The performance of the MI was even more frustrating. The mobile
transmitter which the MI had acquired to broadcast the Voice of Kashmir
conked out and Brigadier Irshad came to me to find him a spare transmitter.
When I told him that it would take at least a month to import another
transmitter he pleaded with me to take over the broadcast part of the
operation. "How can I do that I know nothing about the operation?" I
protested. "But that is the beauty of it." said Irshad, "even I know very
little about it." It did not take the Indians long to extract the whole
operational plan out of the 'infiltrators' whom they captured the moment
they entered the Indian occupied territory in Kashmir. Four of them were
put on All India Radio to make a public confession. I heard the details of
the operation on the air in utter disbelief. I rushed to Muzaffarabad to
acquaint Irshad with what I had heard. He fell back in his chair and
moaned: "The bastards have spilt the beans."
After the cease-fire I brought these incidents to Ayub Khan's notice
and urged him to review the working of these agencies. "They have no idea
of intelligence work," I submitted "all they can do is investigative work
like sub-inspectors of police, tapping telephone conversations and chasing
the suspects."  Much later Ayub Khan set up a committee to examine the
working of the agencies under General the Yahya Khan. Both A.B. Awan and I
were members of the committee. The GHQ tried to put all the blame on IB for
their own incompetence. Yahya wanted the committee to recommend that
officers of ISI and the Ml should be posted at district headquarters. Awan
strongly opposed the idea and I backed him. We could not understand the
purpose of getting the military agencies involved in domestic
administration. As we left the meeting Awan said to me "They are planning
to impose martial law."  He proved right though it took the Army quite some
time to get rid of Ayub Khan after unleashing a popular campaign against
The intelligence agencies got even more deeply involved in domestic
politics under General Yahya Khan.  The ISI jumped headlong into the
Political crisis in East Pakistan. A National Security Council was created
under the chairmanship of General Yahya Khan with Major General Ghulam Umar
as second in command to control the intelligence operation which was meant
to ensure that no political party should get an overall majority in the
general election. An amount of Rs 29 lac was put at the disposal of General
Umar for the purpose. Before the Army action General Akbar, who was the
head of the ISI and with whom I had good relations when I was in service,
requested me that I should introduce him to some Bengali academics and
journalists. The ISI was trying to infiltrate into the inner circles of the
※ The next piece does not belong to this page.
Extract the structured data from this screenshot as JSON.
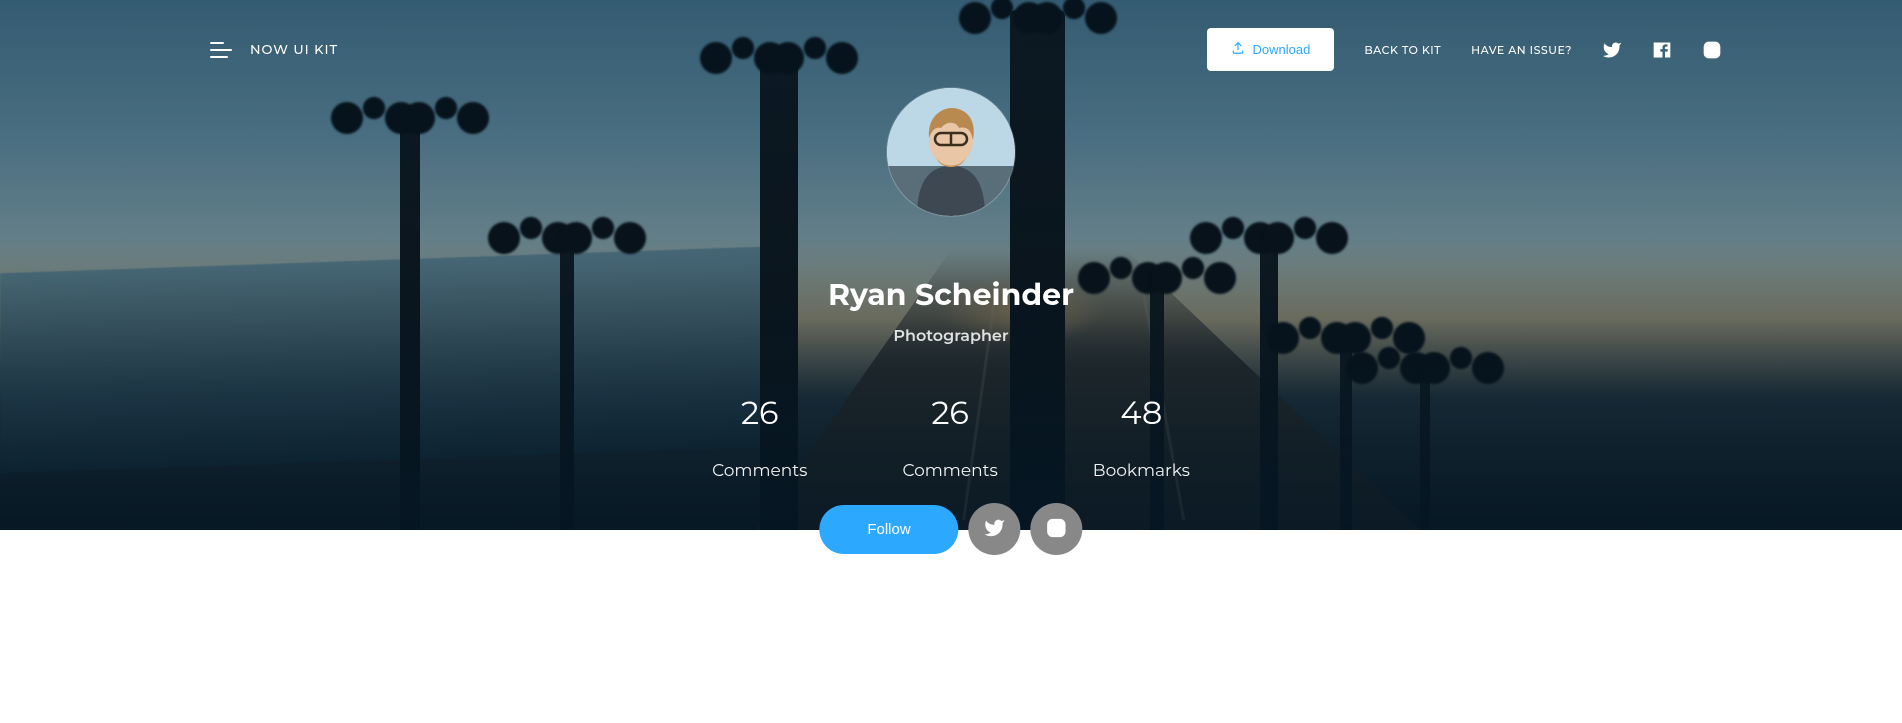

Awami League. Had I given him any names they too have been put on Rao
Farman Ali's hit list of Bengali intellectuals. The operation proved a
total disaster. Lawrence Ziring says: "New efforts at a political solution
might have been attempted later, but army intelligence failed time and
again to correctly assess the situation, and the demeanor of the generals
was hardly conducive to rational decision-making." (Lawrence Ziring, The
Tragedy of East Pakistan, OUP, 1997). For General (retd) Aslam Beg to claim
on solemn oath before the Supreme Court of Pakistan that the ISI got
involved in the internal politics of the country only after a special cell
was created by Prime Minister Bhutto in 1975 is a culpable attempt at
concealing the truth and distorting the record of the operations of the
military intelligence agencies since independence. The present government
has only to report to the Supreme Court that the ISI deals with matters
relating to Pakistan's national security and that would be the end of
Asghar Khan's writ petition against Aslam Beg. Who will provide a
definition of national security to rule out the involvement of the ISI and
the MI in domestic politics which is seen as the biggest threat to the
security and solidarity of Pakistan?